Observed phenomena: Halo phenomena
Light source: Sun
Origin: High clouds (cirrostratus)
Observed halo forms:

  • 22° halo
  • Parhelia
  • Sun pillar
  • Upper 22° tangent arc
  • Circumzenithal arc
  • Supralateral arc
  • Upper Sunvex Parry arc

Date: 19.4.2014
Time: 20:05-20:30
Observing place: Ulvila, Finland
Observing method: Photography
Technical information about photographing equipment: Olympus μ 1030 sw

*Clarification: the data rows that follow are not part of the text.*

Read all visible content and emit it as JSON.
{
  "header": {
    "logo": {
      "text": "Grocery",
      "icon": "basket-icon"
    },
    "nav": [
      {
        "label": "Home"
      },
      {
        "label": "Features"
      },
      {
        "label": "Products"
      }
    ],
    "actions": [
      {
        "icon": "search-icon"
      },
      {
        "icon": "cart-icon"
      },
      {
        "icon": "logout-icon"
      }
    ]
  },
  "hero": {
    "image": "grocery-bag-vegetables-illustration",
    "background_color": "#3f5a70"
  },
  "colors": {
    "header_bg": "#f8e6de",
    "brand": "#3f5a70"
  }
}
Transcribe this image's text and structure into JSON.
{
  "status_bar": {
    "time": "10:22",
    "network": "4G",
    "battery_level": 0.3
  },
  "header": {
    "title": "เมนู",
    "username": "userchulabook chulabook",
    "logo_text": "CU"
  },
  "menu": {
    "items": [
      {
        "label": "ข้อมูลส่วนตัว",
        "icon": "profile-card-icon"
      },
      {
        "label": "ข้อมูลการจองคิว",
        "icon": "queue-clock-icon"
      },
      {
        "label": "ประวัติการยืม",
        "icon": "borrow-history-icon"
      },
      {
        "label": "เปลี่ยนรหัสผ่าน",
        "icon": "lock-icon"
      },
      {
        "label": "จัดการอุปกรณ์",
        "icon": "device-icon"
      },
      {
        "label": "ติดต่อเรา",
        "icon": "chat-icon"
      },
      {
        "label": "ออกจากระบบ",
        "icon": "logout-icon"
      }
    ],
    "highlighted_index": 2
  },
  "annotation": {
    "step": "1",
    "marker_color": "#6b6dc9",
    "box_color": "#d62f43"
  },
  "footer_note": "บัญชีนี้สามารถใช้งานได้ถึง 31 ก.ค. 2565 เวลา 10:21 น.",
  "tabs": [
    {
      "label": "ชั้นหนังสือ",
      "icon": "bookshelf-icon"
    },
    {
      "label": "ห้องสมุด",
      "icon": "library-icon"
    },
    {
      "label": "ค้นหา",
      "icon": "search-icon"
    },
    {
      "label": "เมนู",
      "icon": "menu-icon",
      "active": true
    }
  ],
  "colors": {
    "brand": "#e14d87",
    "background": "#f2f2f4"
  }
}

During Holy saturday of 2014 (19th of April) only an ordinary 22° halo was visible in the sky of Ulvila. But later in the evening, I was able to see something spectacular! I observed a bright and well -developed upper 22° tangent arc, and I thought that could there be a possibility, that a Parry arc would appear inside the curved tangent arc? After some gazing, another arc really started to develop inside the bowl of tangent arc! And there it was, my first ever upper sunvex Parry arc! And it was very well developed and bright, and it appeared in high clouds! These guys are really rare sights in high clouds! What a wonderful way to end an otherwise quite booring halo day! Thank you Mother nature!

Pyramide halo display 16.5.2013

Observed phenomena: Halo phenomena
Light source: Sun
Origin: High clouds (cirrostratus)
Observed halo forms:

  • 22° halo
  • Upper tangent arc
  • Lower tangent arc
  • Upper 23° parhelia
  • 18° parhelia

Date: 16.5.2013
Time: 13:35-16:40
Observing place: Turku, Finland
Observing method: Photography
Technical information about photographing equipment: Olympus μ 1030 sw

On 16th of May 2013 I noticed a diffuse -looking upper tangent arc in the sky of Turku. I observed that halo for several hours, and then I thought that perhaps it is not an ordinary upper tangent but an upper 23° parhelia. I’m pretty convinced, that there was also an ordinary upper tangent arc, because I observed also a lower tangent arc in the sky. For a short while, I observed also a weak 22° halo. In the photos, that I took at 16:00, there was also a short arc-like spot in upright position. I interpret, that it could have been a 18° parhelia.

The upper 23° parhelia -interpretation gets support from other observations from Finland on that day. On 16th of May 2013, many observers reported pyramide halo sightings from many localities in southern Finland.